He contrasts this with the treatment of TCN contractors, who receive few benefits and have little connection to the United States despite serving the war effort. For example, he describes an instance where a Nepali who had worked in security in Afghanistan was denied a visa by the U.S. Embassy in Kathmandu because his travel history to Afghanistan seemed “suspicious.” Likewise, Coburn explores problems with the Special Immigrant Visa program, which allows some Afghan and Iraqi contractors – like translators and office staff who served the American military and development projects – to settle in the United States.
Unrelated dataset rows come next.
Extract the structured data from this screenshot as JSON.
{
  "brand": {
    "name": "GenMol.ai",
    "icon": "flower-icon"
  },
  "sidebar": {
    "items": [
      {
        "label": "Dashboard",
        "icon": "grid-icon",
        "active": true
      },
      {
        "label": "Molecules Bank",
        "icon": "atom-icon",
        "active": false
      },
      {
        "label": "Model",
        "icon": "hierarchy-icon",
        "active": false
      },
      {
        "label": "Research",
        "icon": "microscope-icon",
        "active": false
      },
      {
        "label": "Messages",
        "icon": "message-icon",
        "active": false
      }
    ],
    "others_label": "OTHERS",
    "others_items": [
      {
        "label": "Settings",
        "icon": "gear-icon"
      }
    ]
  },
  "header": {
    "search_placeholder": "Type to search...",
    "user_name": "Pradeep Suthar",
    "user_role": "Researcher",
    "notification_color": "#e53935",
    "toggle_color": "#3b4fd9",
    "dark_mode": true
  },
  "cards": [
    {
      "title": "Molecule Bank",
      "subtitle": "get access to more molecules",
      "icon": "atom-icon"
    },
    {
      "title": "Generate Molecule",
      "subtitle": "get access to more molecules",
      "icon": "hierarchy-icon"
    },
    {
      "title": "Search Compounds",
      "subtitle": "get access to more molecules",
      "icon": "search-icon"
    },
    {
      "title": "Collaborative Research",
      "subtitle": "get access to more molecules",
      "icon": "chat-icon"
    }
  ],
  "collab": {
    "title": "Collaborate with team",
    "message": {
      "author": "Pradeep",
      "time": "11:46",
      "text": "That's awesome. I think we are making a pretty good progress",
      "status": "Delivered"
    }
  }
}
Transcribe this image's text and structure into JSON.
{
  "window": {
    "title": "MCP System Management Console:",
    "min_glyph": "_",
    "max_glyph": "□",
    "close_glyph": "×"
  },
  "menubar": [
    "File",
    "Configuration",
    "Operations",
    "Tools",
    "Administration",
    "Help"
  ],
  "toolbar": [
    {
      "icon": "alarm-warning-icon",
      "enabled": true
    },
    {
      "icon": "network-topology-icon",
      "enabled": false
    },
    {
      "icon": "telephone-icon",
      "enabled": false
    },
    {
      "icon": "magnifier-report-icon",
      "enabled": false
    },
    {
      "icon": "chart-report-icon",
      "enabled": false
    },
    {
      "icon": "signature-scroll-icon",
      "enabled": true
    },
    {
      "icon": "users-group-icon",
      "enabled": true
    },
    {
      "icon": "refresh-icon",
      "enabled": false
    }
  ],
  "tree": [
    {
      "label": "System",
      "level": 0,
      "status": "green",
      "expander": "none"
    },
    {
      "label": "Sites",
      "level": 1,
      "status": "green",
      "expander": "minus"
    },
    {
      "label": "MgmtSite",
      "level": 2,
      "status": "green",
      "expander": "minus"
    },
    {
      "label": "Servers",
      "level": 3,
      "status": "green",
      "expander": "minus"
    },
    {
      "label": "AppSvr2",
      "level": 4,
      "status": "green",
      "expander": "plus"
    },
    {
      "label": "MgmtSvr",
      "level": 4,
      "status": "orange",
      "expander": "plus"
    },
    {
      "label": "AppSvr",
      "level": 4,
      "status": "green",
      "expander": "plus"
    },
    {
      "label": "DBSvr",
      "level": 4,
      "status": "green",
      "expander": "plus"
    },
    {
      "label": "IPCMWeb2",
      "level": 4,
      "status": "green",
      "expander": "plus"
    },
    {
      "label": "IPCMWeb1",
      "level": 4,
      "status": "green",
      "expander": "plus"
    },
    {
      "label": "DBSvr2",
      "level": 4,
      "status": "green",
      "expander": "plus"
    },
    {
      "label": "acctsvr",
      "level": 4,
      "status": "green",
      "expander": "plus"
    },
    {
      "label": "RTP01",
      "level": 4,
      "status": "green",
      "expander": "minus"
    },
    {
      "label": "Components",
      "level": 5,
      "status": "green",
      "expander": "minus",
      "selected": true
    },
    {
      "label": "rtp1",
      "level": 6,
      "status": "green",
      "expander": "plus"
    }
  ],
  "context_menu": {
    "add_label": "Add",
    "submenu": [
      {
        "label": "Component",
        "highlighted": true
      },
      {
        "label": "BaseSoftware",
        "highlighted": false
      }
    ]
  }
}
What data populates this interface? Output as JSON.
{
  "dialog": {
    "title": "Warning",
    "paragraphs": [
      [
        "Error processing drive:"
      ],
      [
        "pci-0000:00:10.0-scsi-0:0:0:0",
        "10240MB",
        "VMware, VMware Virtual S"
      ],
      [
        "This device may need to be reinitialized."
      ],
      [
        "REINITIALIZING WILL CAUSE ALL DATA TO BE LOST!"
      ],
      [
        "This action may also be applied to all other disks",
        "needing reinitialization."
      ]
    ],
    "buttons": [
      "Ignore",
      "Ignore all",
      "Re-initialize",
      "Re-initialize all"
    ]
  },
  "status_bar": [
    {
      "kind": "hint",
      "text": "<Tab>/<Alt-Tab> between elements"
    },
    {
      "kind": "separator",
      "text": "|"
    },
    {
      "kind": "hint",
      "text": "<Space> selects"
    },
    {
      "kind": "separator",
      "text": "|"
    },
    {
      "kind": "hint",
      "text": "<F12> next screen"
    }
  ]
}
Relatively few visas have been granted, the system for determining eligibility remains opaque, and recipients get little support after arriving in the U.S.
Does the British Gurkha model – formally incorporating foreigners into the military, with attendant benefits – represent a viable alternative to America’s strategy of private contracting? A U.S. military program begun in 2009 granted a path to citizenship for certain skilled foreign recruits, but the program is now defunct and the United States seems unlikely to pursue this strategy on a greater scale. The contracting model is cheap, both monetarily and politically.
Smaller fixes are more conceivable. Coburn suggests the U.S. government partner with TCN-sending countries like Nepal to certify and register workers. Simpson notes that in 2012, then-U.S. President Barack Obama issued an executive order that barred U.S. government contractors from using labor provided by brokers that charge migrants fees to secure jobs. However, it is unclear whether the Trump administration will continue to enforce such regulations. Enforcement will also remain difficult so long as complex webs of contractors and subcontractors continue to obfuscate lines of responsibility for employees.
On the whole, it seems that private companies will continue to expand their roles in executing American wars, just as Eisenhower forewarned in 1961. Recently, Erik Prince, the founder of Blackwater, who also happens to be Secretary of Education Betsy DeVos’ brother, talked with Trump administration officials about a proposal to replace the remaining roughly 14,000 American troops in Afghanistan with a 6,000-strong private security force. For the time being, the Trump administration has not signed on, but the idea of fully privatizing American wars seems to be growing more politically plausible.
Peter Gill writes in the Diplomat.